Find out what a career in chemistry could mean for a child in your care
Chemistry is the science of matter at the very basic level of molecules and atoms. Chemists study what substances are made of, how they interact and their role in living things.
The chemical and pharmaceutical industry adds £18 billion of value to the UK economy every year from total annual turnover of £50 billion supporting 500,000 jobs directly and indirectly. For every tonne of Greenhouse Gas (GHG) emitted, the chemical industries’ products and technologies save over 2 tonnes of GHG emissions savings (Source).
It is one of a group of chemical sciences which includes:
Chemists work in almost any field you can think of, including:

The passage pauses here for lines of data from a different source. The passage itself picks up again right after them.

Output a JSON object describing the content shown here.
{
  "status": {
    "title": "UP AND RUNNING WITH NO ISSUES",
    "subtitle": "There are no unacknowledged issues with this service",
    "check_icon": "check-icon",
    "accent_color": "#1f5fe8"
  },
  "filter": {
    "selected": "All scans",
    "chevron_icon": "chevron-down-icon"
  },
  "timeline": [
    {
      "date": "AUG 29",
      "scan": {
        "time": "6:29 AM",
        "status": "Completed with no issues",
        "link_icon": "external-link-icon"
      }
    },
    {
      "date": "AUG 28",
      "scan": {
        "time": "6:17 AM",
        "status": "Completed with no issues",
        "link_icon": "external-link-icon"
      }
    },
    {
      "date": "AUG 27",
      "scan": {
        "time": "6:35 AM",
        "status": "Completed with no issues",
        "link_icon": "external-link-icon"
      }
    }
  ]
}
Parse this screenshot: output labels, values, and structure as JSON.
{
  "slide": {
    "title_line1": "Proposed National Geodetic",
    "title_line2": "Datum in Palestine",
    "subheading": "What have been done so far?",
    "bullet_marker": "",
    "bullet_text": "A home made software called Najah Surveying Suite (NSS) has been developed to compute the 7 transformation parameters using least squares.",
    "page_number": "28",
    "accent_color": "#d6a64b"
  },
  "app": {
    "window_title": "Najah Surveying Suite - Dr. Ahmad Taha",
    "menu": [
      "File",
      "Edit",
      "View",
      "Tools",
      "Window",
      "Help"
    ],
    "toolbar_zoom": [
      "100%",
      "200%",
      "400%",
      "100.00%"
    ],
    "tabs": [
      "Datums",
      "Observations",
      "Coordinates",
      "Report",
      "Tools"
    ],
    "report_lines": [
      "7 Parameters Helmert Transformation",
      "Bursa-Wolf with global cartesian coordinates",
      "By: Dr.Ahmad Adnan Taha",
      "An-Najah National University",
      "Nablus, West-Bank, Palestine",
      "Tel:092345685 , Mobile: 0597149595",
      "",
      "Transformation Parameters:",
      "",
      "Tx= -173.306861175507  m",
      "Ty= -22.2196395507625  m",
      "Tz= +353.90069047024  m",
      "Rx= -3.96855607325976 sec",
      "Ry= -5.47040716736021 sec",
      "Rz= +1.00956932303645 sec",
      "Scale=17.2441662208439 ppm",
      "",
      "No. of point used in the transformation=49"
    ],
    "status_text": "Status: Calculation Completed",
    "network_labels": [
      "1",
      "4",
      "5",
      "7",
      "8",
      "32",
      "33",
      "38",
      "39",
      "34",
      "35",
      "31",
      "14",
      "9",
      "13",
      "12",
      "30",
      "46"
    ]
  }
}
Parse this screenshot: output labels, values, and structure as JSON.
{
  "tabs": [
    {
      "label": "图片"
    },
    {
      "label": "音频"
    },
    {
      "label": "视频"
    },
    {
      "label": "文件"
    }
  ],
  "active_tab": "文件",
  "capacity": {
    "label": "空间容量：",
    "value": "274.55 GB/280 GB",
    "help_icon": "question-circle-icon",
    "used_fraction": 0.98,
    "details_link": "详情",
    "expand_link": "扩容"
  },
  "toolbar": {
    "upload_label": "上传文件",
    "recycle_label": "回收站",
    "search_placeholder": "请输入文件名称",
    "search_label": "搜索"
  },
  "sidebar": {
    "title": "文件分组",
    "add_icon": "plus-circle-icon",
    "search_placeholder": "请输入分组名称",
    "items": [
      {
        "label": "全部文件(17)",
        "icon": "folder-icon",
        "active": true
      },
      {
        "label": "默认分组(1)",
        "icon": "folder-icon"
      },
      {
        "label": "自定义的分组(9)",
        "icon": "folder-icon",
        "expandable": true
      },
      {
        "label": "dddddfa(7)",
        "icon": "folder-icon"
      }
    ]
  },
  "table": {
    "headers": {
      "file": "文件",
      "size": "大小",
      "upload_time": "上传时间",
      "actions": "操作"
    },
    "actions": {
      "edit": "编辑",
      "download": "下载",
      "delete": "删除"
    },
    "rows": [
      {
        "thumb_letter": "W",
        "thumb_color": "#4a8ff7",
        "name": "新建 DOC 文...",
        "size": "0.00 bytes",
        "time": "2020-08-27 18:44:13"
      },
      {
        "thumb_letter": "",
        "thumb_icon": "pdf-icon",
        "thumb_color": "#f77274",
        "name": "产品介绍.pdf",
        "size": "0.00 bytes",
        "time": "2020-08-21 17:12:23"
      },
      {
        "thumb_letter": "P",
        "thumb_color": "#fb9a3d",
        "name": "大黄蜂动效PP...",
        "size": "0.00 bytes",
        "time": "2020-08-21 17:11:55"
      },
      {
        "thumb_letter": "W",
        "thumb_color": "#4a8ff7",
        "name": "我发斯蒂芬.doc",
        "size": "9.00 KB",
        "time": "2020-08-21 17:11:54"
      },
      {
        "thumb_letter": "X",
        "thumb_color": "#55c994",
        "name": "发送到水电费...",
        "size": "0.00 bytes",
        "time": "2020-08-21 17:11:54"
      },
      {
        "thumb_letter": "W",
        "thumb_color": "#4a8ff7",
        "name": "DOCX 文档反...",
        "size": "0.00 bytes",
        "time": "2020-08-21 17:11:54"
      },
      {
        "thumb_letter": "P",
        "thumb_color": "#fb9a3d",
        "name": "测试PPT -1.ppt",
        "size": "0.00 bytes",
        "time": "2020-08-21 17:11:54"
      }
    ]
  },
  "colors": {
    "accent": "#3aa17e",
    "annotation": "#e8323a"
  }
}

Whatever their plans for the future, having a chemistry qualification could really help. For some careers a chemistry qualification is essential.
A chemistry qualification teaches a wide range of skills that are valued by both scientific and non-scientific employers. These skills include:
In choosing any career, it is important to take into account the economic trends across the world, the UK and locally. It is no good training for something where there’s no demand. We live in a changing world and the individual you are supporting may be a few years away from the world of work.
Choosing chemistry as a career, though, will stand them in good stead. There will always be a demand for chemical scientists worldwide because chemistry forms the basis of so many materials, processes and demand for new medicines and medical devices continues to increase. Chemistry is also a global field so there will be plenty of opportunities to work abroad.
The Parental Guidance website has useful information on labour market trends. You may want to watch the short video Shift happens, which is a graphic illustration of how the world is changing. For a glimpse of the jobs of the future take a look at The future of work.
Chemistry is a complicated subject, which requires a large body of knowledge. To study it at university a chemistry A-level (or equivalent) is required, which means studying it at GCSE (or equivalent), either alone or as part of science.
There are various university degrees available so it’s important to explore the different courses available. However, it is important that they choose the right university and course for them. There is no single ‘best’ course. The Royal Society of Chemistry accredits university courses so you can be assured they meet the specific requirements and contain a high level of chemistry.
If university isn’t suitable there are also work-based options where they can gain workplace experience to kickstart their career in chemistry.
Maths is a good subject to study alongside chemistry, as a good understanding of maths will help the study of chemistry. Maths is a requirement for some undergraduate chemistry degrees.